But wait, there’s more. The MPD is one of some three dozen police departments in and around the District. We’ve already canvassed the Capitol Police’s 1,700; then there are some 460 Metro cops. The U.S. Park Police adds another couple of hundred. The FBI and Secret Service have uniformed departments of their own. Ditto the GPO, and the Departments of Defense and Homeland Security. There’s a special department just for Amtrak police, as well as the Department of Veterans Affairs, the Smithsonian, the Post Office, and the U.S. Mint. Pray don’t neglect the D.C. Housing Authority and the Department of General Services.

One could go on, but the bottom line is this. If you live in the District, it is all but impossible to go through your day without running into a cop. Have a meeting at the International Trade Center? Wait in line for the metal detector, single file, and empty your pockets. Curious about the Cumming Family collection at the Portrait Gallery? Backpack worn in front, please, and prepare to be searched. Want to talk to your District Council rep about potholes or police brutality? Let’s see some ID. If you lined up every cop here shoulder-to-shoulder after a rain, you could walk from to the Palisades to Hillcrest and back without getting your feet wet. The question to ask is not why crime goes up or down in the District—the question is, how does crime happen at all?

Of counts and accountability

The sheer density of cops here is a political expression, so it shouldn’t surprise you that the politics of these outfits are almost parodically rotten. The rank-and-file is (often) professional and astute. Their leadership is… something else. The “system,” such as it is, is designed not so much to hide accountability as it is to vaporize it. For example, the MPD has rules against using tear gas in riots. But the U.S. Marshals, the Secret Service, &c. have no such compunction. So when the MPD kettled a bunch of unarmed protesters last summer, they were doing it under the cover of someone else’s gas. The MPD isn’t supposed to chase suspects: The U.S. Park Police stands by as the outsource.

That’s not the only way we see “interagency cooperation.” Because of the overlapping jurisdictions, the chiefs are really good at hiding crime. If someone commits a robbery at the Farragut North Station, for instance, it’s logged on Metro police’s books, not the MPD’s. If that same suspect is tackled by MPD cops as he runs across K Street, though, the arrest is logged on MPD’s books, not Metro’s. So the MPD takes credit for solving a crime that it doesn’t acknowledge as having occurred. Let Antaeus fuck with that.

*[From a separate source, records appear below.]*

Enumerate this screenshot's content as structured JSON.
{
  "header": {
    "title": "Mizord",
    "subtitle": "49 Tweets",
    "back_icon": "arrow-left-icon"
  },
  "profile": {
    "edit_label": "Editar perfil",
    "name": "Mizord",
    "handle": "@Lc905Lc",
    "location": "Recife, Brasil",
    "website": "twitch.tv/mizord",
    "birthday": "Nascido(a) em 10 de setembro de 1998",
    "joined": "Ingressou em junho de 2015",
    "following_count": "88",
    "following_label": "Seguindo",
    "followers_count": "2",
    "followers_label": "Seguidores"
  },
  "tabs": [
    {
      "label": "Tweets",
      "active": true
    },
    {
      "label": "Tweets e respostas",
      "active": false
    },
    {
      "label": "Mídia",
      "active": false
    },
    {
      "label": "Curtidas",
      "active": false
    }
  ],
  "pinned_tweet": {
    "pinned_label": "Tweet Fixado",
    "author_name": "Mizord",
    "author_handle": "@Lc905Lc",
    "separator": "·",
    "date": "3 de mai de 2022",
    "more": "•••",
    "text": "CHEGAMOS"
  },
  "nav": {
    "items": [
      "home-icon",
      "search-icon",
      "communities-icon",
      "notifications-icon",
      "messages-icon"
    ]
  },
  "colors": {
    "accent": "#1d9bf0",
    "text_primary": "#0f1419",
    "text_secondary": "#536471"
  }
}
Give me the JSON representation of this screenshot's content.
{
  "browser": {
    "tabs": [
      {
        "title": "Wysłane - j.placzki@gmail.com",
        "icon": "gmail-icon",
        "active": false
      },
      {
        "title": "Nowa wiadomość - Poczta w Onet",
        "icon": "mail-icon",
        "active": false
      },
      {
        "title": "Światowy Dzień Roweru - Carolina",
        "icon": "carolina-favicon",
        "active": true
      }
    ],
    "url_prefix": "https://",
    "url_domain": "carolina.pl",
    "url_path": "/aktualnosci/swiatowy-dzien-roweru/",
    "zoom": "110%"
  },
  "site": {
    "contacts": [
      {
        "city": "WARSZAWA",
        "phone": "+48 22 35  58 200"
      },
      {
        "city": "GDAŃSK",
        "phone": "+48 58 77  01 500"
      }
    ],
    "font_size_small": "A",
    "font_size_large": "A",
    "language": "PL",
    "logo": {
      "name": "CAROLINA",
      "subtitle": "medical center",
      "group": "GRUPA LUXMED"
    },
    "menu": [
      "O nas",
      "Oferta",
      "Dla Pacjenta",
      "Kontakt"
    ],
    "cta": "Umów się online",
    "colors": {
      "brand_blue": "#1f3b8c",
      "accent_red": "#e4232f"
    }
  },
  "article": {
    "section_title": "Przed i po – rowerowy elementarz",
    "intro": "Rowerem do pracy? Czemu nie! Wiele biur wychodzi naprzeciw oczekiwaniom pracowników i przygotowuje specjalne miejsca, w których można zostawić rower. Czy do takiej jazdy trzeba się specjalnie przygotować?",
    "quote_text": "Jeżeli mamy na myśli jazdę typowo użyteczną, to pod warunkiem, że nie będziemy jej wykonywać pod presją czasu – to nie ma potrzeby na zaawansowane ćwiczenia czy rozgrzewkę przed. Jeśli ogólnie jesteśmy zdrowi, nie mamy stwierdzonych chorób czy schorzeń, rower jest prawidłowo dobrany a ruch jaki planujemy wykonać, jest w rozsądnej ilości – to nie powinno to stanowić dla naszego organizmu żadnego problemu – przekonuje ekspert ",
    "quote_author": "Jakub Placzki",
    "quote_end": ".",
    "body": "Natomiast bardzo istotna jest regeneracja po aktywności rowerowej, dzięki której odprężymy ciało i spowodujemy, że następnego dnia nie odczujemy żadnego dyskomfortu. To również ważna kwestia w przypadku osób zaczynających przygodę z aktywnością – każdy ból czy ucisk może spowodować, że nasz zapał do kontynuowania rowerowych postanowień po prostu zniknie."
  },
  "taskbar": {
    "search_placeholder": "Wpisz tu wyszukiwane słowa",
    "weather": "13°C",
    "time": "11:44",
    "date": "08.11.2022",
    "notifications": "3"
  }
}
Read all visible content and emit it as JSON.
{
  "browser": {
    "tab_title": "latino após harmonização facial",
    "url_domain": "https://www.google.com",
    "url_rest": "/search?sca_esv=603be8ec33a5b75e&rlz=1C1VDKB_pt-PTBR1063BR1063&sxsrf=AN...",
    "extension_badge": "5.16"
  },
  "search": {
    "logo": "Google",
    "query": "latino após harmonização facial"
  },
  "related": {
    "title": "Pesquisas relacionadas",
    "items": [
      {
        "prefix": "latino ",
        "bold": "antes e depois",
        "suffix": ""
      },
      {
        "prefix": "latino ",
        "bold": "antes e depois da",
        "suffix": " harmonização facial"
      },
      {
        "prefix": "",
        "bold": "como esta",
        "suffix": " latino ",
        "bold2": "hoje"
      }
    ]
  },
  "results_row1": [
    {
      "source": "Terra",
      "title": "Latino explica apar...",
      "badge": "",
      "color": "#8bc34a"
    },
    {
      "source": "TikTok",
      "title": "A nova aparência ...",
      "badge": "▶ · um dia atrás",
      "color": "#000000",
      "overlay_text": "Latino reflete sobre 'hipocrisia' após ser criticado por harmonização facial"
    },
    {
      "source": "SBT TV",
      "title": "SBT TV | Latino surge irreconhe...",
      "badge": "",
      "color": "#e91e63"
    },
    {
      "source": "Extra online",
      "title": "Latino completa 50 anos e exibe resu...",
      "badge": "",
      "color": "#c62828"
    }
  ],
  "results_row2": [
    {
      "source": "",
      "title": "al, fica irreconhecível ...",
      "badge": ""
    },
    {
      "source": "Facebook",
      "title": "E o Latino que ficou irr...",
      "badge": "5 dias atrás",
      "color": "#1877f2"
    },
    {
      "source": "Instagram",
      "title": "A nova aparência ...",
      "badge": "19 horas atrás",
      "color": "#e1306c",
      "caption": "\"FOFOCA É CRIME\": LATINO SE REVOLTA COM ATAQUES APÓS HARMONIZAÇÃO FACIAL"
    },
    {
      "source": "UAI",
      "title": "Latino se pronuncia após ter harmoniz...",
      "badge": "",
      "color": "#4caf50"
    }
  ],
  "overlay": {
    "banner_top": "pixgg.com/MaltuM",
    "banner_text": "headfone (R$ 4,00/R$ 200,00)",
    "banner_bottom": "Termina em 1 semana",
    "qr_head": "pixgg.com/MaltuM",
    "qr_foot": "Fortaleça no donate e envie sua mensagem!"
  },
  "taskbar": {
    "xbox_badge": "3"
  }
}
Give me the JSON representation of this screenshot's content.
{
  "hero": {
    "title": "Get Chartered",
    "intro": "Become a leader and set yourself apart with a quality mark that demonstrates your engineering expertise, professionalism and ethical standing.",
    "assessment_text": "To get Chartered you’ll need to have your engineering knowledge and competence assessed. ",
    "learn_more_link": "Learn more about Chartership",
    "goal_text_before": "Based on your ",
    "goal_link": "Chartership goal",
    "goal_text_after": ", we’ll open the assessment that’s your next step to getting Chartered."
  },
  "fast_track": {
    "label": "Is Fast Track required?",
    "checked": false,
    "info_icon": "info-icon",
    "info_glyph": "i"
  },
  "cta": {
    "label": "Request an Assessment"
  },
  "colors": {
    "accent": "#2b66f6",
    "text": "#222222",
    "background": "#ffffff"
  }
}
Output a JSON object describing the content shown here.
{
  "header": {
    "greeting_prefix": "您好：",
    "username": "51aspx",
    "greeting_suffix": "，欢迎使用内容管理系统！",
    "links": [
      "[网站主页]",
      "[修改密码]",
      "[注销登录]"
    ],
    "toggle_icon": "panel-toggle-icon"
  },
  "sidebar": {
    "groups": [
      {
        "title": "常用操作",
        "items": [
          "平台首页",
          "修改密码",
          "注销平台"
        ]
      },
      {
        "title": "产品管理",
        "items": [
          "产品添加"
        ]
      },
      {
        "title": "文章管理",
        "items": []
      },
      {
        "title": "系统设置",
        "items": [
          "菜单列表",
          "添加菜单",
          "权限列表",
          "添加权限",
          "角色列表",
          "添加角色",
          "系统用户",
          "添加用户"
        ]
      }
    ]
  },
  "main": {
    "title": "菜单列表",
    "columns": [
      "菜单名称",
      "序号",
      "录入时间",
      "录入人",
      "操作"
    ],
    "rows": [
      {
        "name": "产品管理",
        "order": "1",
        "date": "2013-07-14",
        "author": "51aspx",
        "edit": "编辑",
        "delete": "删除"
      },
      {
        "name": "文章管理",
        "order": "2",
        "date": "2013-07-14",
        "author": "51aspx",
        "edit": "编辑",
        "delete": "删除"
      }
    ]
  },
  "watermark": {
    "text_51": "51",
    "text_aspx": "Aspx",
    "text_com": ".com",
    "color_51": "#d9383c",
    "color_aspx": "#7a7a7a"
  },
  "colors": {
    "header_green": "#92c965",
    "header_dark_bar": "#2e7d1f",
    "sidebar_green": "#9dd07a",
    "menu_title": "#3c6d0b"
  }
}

Heracles eventually figured out Antaeus’ trick, but it was a close thing. Finally, he lifted Antaeus into the air, and there crushed him. The metaphor’s a bit labored here, obviously, but we have to find some way of getting the security state away from the nutritive contact that results from its own hopeless pratfalls. Until then, we should see the fetish for more police for what is: a cop out.

Got a tip on local corruption? Contact Bill Myers—or, better yet, “bring” him to your town to investigate.

  •  
  •  
  •  
  •  
  •  
  •  
  •  
  •  
  •  
  •  
Bill Myers
Bill Myers
Bill Myers is a journalist, teacher, researcher, and investigator. Raised in a small town in Illinois, he has spent most of his life in newsrooms in Chicago, Cambodia and Washington, DC.

Content Copyright © Bill Myers

en_USEnglish
Skip to content